Nigellissima takes inspiration from Italian cooking to bring the spirit of Italy into the kitchen and onto the plate, pronto. At the heart of Italian cookery lies a celebration of food that is fresh, tasty and unpretentious; Nigella Lawson reflects this in recipes that are simple and speedy, elevating everyday eating into no-fuss feasts. Italian food has colonised the world. Nigellissima shows us how and why in over 100 delicious dishes - from telephone-cord pasta with Sicilian pesto to the crustless Meatzza, from Sardinian couscous to Venetian stew, from penne to papardelle, from rag to risotto, from Italian apple pie and no-churn ices to panna cotta and sambuca kisses - in a round-Italy quickstep that culminates in a festive chapter of party food, with an Italian-inspired Christmas feast as its mouthwatering centrepiece. From the traditional to the unfamiliar, here are recipes to excited the taste buds and the imagination, without stressing the cook. Nigella's gastronomic heart is in Italy, and in this new book she conjures up, with passionate relish, the warmth, simplicity and directness of Italian cooking, with an Anglo-twist. Illustrated with gorgeous photographs to instruct and delight Nigellissima is accompanied by a major new BBC TV series.

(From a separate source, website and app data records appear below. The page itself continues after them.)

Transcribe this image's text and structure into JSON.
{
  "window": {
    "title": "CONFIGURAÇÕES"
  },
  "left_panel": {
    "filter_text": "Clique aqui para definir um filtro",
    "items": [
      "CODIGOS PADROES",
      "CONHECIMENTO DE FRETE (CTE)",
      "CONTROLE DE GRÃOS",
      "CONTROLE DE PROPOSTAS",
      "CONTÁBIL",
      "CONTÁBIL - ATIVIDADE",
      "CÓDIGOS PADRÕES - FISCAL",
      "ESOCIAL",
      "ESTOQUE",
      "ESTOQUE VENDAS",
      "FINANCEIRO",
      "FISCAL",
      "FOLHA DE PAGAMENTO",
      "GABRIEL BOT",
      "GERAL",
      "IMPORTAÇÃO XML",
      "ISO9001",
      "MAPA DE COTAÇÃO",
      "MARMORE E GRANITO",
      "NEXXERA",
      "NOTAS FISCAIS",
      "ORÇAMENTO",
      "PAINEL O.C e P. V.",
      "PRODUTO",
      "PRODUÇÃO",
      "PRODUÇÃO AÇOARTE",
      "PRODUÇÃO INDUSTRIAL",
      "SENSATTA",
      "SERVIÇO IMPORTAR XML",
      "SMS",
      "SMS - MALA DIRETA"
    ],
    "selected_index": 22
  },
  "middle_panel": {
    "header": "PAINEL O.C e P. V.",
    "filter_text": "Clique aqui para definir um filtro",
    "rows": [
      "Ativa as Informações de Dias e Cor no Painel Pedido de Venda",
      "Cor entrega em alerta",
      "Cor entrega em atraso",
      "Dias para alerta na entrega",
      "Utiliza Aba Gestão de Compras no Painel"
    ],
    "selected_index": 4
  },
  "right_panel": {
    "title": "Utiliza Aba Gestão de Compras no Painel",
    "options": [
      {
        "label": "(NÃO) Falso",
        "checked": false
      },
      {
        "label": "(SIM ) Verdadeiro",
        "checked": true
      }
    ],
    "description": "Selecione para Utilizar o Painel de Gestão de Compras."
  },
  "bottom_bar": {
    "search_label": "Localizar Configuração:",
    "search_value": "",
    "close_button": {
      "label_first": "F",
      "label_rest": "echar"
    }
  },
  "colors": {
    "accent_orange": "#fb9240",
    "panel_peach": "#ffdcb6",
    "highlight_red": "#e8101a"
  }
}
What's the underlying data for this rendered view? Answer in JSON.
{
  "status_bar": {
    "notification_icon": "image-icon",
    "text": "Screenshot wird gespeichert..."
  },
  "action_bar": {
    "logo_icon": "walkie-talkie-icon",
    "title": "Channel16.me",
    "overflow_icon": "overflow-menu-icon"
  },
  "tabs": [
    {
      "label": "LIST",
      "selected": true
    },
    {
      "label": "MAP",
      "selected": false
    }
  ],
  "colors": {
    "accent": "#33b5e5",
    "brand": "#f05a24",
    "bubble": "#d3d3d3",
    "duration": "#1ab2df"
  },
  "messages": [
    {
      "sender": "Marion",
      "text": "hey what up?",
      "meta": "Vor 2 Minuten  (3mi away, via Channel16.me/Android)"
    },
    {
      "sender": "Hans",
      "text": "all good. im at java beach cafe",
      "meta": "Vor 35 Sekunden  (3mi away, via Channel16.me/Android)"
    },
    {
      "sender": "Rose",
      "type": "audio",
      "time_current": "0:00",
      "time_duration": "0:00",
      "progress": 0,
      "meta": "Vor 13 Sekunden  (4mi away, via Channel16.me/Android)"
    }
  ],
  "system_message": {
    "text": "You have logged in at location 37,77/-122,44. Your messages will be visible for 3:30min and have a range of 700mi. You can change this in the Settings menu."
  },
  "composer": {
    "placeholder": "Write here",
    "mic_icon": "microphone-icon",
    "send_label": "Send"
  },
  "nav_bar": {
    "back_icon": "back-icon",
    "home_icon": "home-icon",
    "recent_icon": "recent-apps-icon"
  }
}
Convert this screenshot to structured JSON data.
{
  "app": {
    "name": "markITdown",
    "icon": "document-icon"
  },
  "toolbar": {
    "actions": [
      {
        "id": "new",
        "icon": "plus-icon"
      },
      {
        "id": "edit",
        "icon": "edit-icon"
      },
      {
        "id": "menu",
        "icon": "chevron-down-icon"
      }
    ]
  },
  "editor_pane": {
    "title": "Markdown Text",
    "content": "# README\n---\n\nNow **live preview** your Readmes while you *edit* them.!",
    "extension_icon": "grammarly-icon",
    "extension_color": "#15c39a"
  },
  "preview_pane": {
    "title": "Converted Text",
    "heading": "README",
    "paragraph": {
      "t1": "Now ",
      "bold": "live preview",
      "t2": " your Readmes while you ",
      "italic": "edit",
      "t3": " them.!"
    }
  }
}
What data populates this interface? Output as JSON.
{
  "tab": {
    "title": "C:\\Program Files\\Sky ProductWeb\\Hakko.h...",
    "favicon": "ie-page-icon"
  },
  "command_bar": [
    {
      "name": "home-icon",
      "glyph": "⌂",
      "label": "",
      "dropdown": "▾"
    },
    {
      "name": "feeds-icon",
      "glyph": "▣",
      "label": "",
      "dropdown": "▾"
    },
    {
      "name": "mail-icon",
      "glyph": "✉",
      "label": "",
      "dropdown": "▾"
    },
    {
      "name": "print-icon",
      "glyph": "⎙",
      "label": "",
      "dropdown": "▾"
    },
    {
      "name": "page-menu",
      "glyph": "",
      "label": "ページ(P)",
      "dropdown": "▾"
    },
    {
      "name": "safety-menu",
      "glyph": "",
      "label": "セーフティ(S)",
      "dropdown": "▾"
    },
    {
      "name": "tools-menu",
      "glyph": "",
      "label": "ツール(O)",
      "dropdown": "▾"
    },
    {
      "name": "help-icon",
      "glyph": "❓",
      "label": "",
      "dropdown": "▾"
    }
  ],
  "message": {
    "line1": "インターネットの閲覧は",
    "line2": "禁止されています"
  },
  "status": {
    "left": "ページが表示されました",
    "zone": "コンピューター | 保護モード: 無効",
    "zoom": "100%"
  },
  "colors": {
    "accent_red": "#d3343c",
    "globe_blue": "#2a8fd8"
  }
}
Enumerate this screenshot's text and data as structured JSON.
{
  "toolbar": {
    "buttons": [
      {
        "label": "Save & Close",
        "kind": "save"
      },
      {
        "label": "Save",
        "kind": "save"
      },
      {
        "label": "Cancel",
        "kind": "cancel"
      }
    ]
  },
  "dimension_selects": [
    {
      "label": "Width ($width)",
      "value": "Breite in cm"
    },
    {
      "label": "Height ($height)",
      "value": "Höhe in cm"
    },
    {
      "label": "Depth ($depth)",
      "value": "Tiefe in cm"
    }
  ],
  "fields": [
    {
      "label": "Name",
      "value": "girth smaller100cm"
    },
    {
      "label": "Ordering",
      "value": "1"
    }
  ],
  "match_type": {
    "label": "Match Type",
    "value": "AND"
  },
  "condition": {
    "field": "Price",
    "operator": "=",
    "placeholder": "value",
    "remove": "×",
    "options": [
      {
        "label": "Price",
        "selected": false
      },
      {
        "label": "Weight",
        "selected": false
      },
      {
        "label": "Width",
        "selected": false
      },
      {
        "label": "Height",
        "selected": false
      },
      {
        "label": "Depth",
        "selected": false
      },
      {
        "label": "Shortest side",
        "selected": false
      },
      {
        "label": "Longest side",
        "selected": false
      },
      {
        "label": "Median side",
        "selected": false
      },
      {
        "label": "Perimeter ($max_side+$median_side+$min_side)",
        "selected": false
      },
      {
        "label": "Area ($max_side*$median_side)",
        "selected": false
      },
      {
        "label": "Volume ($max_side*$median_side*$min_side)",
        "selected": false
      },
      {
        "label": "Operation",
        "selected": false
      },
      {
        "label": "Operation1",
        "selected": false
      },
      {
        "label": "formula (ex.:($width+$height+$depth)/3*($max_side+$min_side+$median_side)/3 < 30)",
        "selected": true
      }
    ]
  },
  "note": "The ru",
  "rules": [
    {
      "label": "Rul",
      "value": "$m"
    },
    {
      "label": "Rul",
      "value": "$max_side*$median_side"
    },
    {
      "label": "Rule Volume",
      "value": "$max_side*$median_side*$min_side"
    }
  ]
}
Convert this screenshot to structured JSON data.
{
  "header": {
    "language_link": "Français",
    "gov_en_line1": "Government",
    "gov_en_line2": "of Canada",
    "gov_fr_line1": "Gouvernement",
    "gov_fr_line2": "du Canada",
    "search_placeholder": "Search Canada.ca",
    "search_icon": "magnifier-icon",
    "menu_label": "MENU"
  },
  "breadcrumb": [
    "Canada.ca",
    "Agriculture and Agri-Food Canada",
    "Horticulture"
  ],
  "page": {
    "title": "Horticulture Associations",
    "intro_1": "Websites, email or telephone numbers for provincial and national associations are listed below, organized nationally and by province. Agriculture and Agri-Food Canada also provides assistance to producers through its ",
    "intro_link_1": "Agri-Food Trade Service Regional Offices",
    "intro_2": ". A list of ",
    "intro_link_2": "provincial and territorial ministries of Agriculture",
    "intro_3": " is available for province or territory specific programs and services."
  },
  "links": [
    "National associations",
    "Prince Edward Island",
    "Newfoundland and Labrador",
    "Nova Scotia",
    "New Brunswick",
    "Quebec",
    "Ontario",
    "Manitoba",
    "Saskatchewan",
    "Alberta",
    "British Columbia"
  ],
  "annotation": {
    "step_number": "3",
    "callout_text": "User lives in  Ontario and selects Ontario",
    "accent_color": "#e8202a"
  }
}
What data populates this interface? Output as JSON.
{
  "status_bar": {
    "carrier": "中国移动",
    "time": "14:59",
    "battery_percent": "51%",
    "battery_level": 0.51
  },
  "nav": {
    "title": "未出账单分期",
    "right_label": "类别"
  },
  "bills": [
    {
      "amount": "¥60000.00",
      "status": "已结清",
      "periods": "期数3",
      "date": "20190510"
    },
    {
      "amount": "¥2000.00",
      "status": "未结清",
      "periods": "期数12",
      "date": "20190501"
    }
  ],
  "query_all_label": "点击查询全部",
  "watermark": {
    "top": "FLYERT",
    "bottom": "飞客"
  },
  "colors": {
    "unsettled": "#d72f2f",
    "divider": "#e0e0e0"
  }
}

Kurt Vonnegut - Hocus Pocus
Ingram. A small, exclusive college in upstate New York is nestled along the frozen shores of Lake Mohiga . . . and directly across from a maximum-security prison. The two institutions manage to coexist peacefully, until 10,000 prisoners break out and head directly for the college.
Arthur Golden - Memoirs of a Geisha
A seductive and evocative epic on an intimate scale, that tells the extraordinary story of a geisha girl. Summoning up more than twenty years of Japan's most dramatic history, it uncovers a hidden world of eroticism and enchantment, exploitation and degradation. From a small fishing village in 1929, the tale moves to the glamorous and decadent heart of Kyoto in the 1930s, where a young peasant girl is sold as servant and apprentice to a renowned geisha house. She tells her story many years later from the Waldorf Astoria in New York; it exquisitely evokes another culture, a different time and the details of an extraordinary way of life. It conjures up the perfection and the ugliness of life behind rice-paper screens, where young girls learn the arts of geisha - dancing and singing, how to wind the kimono, how to walk and pour tea, and how to beguile the most powerful men.
Daniel Keyes - Flowers for Algernon
Charlie Gordon, IQ 68, is a floor sweeper, and the gentle butt of everyone's jokes, until an experiment in the enhancement of human intelligence turns him into a genius. But then Algernon, the mouse whose triumphal experimental tranformation preceded his, fades and dies, and Charlie has to face the possibility that his salvation was only temporary.
Kurt Vonnegut - Jailbird
Jailbird takes us into a fractured and comic, pure Vonnegut world of high crimes and misdemeanors in government...and in the heart. This wry tale follows bumbling bureaucrat Walter F. Starbuck from Harvard to the Nixon White House to the penitentary as Watergate's least known co-conspirator. But the humor turns dark when Vonnegut shines his spotlight on the cold hearts and calculated greed of the mighty, giving a razor-sharp edge to an unforgettable portrait of power and politics in our times.